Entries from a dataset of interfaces
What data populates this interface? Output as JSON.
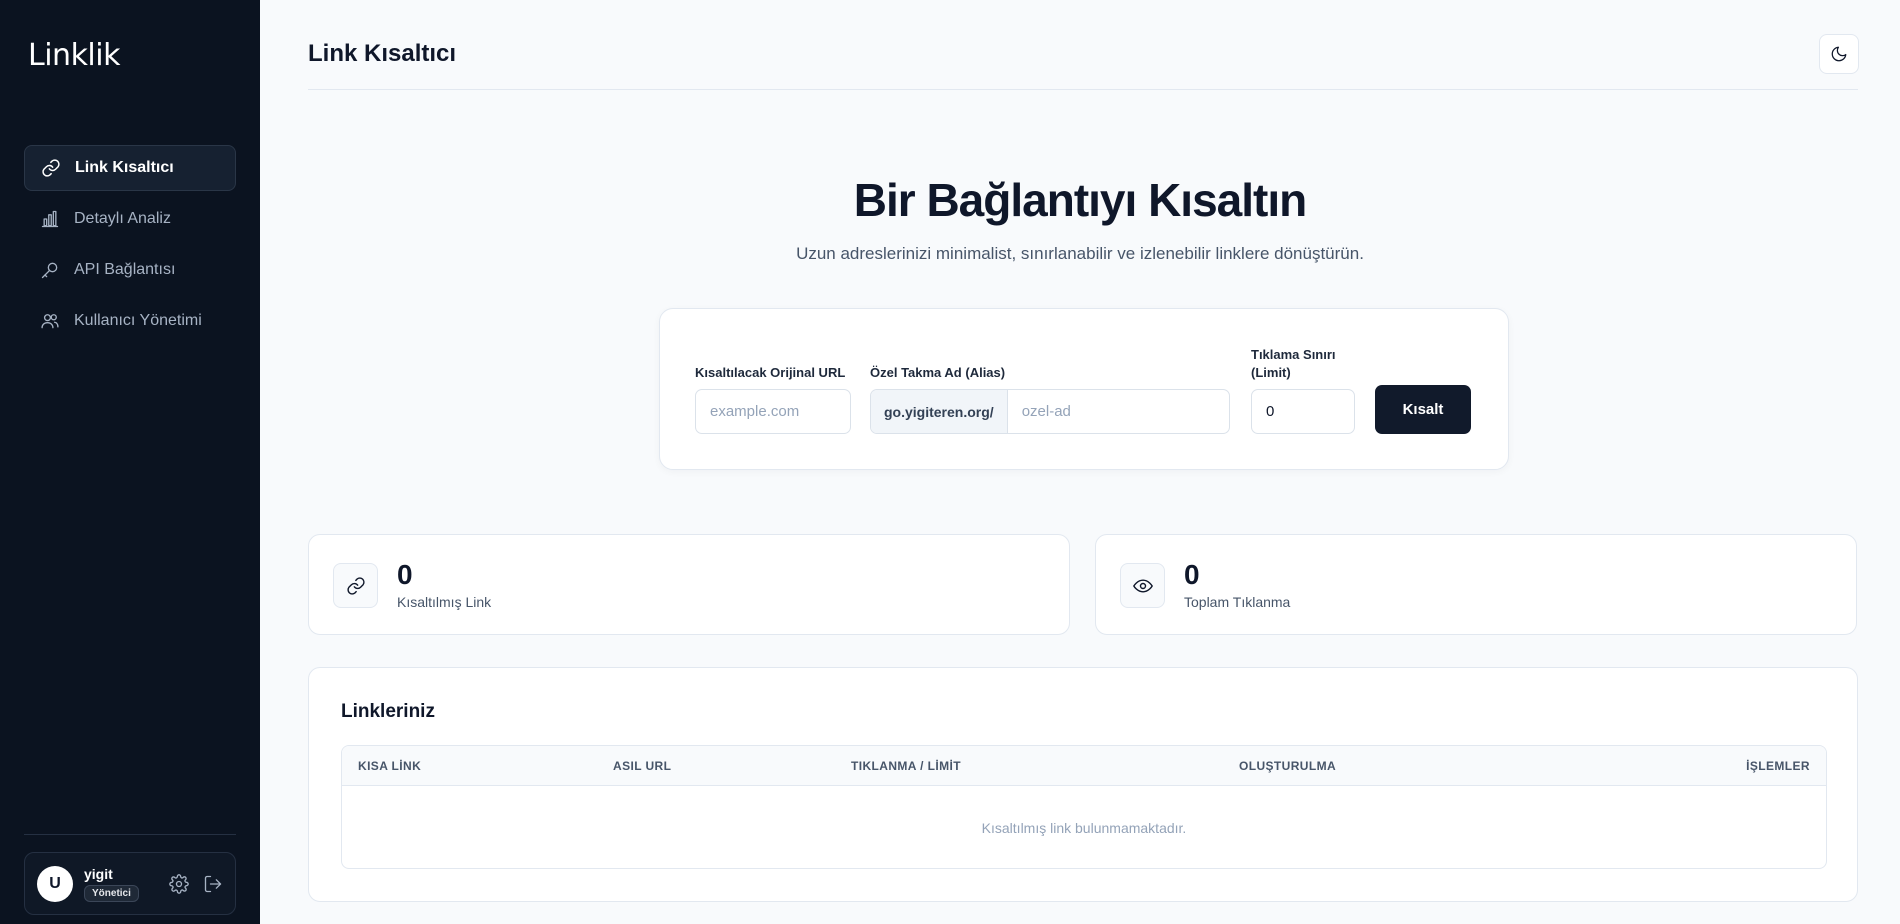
{
  "sidebar": {
    "logo": "Linklik",
    "items": [
      {
        "label": "Link Kısaltıcı",
        "icon": "link-icon",
        "active": true
      },
      {
        "label": "Detaylı Analiz",
        "icon": "bar-chart-icon",
        "active": false
      },
      {
        "label": "API Bağlantısı",
        "icon": "key-icon",
        "active": false
      },
      {
        "label": "Kullanıcı Yönetimi",
        "icon": "users-icon",
        "active": false
      }
    ],
    "user": {
      "initial": "U",
      "name": "yigit",
      "role": "Yönetici"
    }
  },
  "header": {
    "title": "Link Kısaltıcı",
    "theme_toggle_icon": "moon-icon"
  },
  "hero": {
    "title": "Bir Bağlantıyı Kısaltın",
    "subtitle": "Uzun adreslerinizi minimalist, sınırlanabilir ve izlenebilir linklere dönüştürün."
  },
  "form": {
    "url_label": "Kısaltılacak Orijinal URL",
    "url_placeholder": "example.com",
    "alias_label": "Özel Takma Ad (Alias)",
    "alias_prefix": "go.yigiteren.org/",
    "alias_placeholder": "ozel-ad",
    "limit_label_line1": "Tıklama Sınırı",
    "limit_label_line2": "(Limit)",
    "limit_value": "0",
    "submit_label": "Kısalt"
  },
  "stats": [
    {
      "value": "0",
      "label": "Kısaltılmış Link",
      "icon": "link-icon"
    },
    {
      "value": "0",
      "label": "Toplam Tıklanma",
      "icon": "eye-icon"
    }
  ],
  "links_table": {
    "title": "Linkleriniz",
    "columns": [
      "KISA LİNK",
      "ASIL URL",
      "TIKLANMA / LİMİT",
      "OLUŞTURULMA",
      "İŞLEMLER"
    ],
    "empty_message": "Kısaltılmış link bulunmamaktadır."
  },
  "colors": {
    "sidebar_bg": "#0b1320",
    "primary_button": "#111a2b",
    "page_bg": "#f8fafc"
  }
}
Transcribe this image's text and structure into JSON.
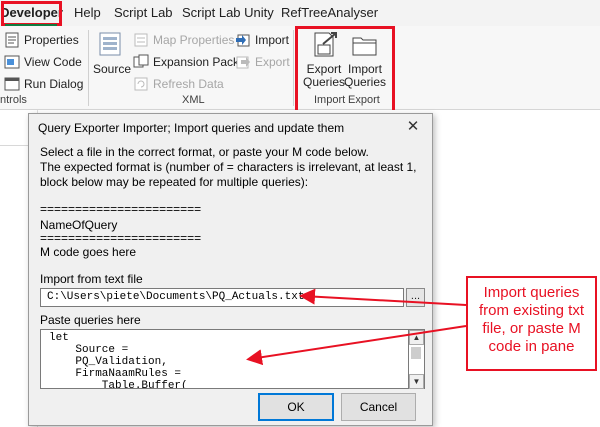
{
  "ribbon": {
    "tabs": [
      "Developer",
      "Help",
      "Script Lab",
      "Script Lab Unity",
      "RefTreeAnalyser"
    ],
    "controls_group": {
      "properties": "Properties",
      "view_code": "View Code",
      "run_dialog": "Run Dialog",
      "label": "ntrols"
    },
    "xml_group": {
      "source": "Source",
      "map_properties": "Map Properties",
      "expansion_packs": "Expansion Packs",
      "refresh_data": "Refresh Data",
      "import": "Import",
      "export": "Export",
      "label": "XML"
    },
    "import_export_group": {
      "export_queries": [
        "Export",
        "Queries"
      ],
      "import_queries": [
        "Import",
        "Queries"
      ],
      "label_import": "Import",
      "label_export": "Export"
    }
  },
  "dialog": {
    "title": "Query Exporter Importer; Import queries and update them",
    "close": "✕",
    "instructions": [
      "Select a file in the correct format, or paste your M code below.",
      "The expected format is (number of = characters is irrelevant, at least 1,",
      "block below may be repeated for multiple queries):"
    ],
    "format_lines": [
      "=======================",
      "NameOfQuery",
      "=======================",
      "M code goes here"
    ],
    "import_label": "Import from text file",
    "file_path": "C:\\Users\\piete\\Documents\\PQ_Actuals.txt",
    "browse_label": "...",
    "paste_label": "Paste queries here",
    "code_lines": [
      "let",
      "    Source =",
      "    PQ_Validation,",
      "    FirmaNaamRules =",
      "        Table.Buffer("
    ],
    "ok_label": "OK",
    "cancel_label": "Cancel"
  },
  "callout": {
    "text": [
      "Import queries",
      "from existing txt",
      "file, or paste M",
      "code in pane"
    ]
  },
  "colors": {
    "highlight_red": "#e81123",
    "excel_green": "#107c41",
    "ok_focus": "#0078d7"
  }
}
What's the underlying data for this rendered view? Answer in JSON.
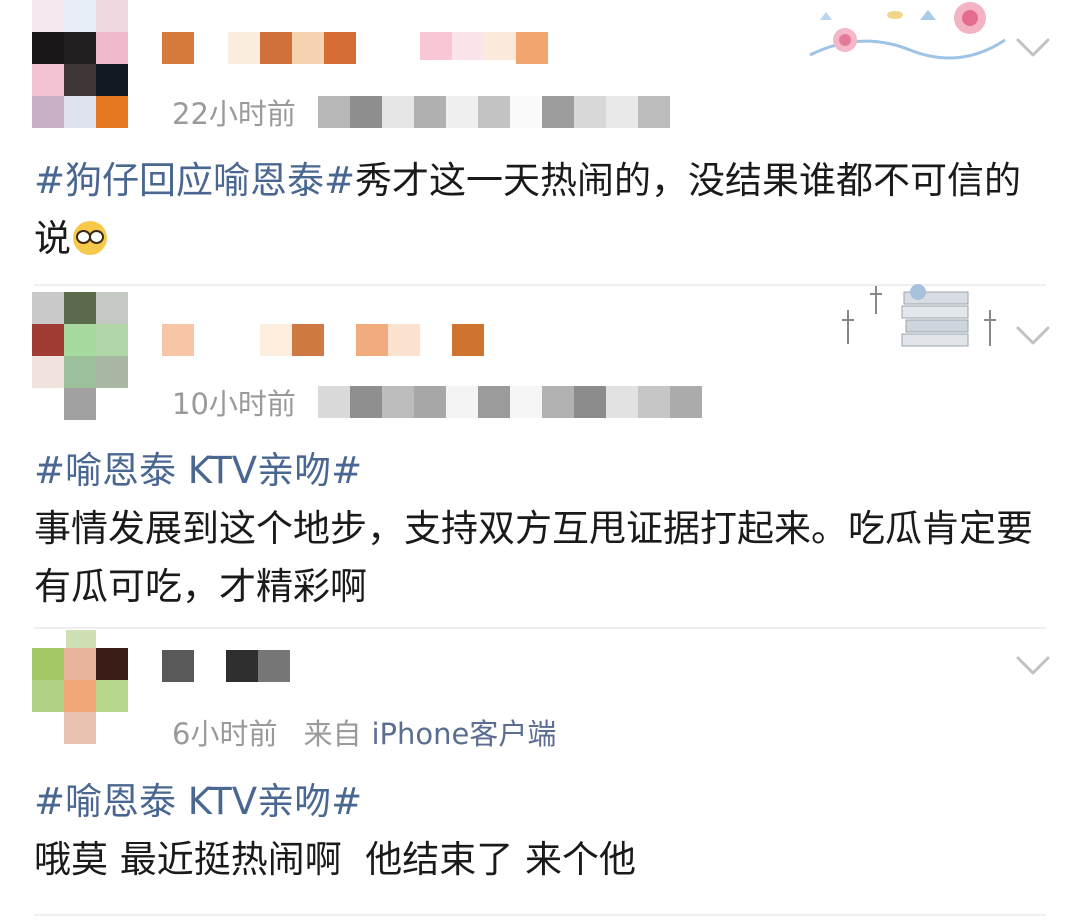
{
  "posts": [
    {
      "time": "22小时前",
      "topic": "#狗仔回应喻恩泰#",
      "text": "秀才这一天热闹的，没结果谁都不可信的说",
      "emoji": "nerd-face-emoji"
    },
    {
      "time": "10小时前",
      "topic": "#喻恩泰 KTV亲吻#",
      "text": "事情发展到这个地步，支持双方互甩证据打起来。吃瓜肯定要有瓜可吃，才精彩啊"
    },
    {
      "time": "6小时前",
      "source_prefix": "来自",
      "source_name": "iPhone客户端",
      "topic": "#喻恩泰 KTV亲吻#",
      "text": "哦莫 最近挺热闹啊  他结束了 来个他"
    }
  ],
  "icons": {
    "expand": "chevron-down-icon"
  },
  "colors": {
    "topic": "#4a6791",
    "meta": "#9a9a9a",
    "text": "#1a1a1a",
    "source": "#5b6e92"
  }
}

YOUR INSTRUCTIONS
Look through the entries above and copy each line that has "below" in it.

EXERCISE RESPONSE
      "Select a file in the correct format, or paste your M code below.",
      "block below may be repeated for multiple queries):"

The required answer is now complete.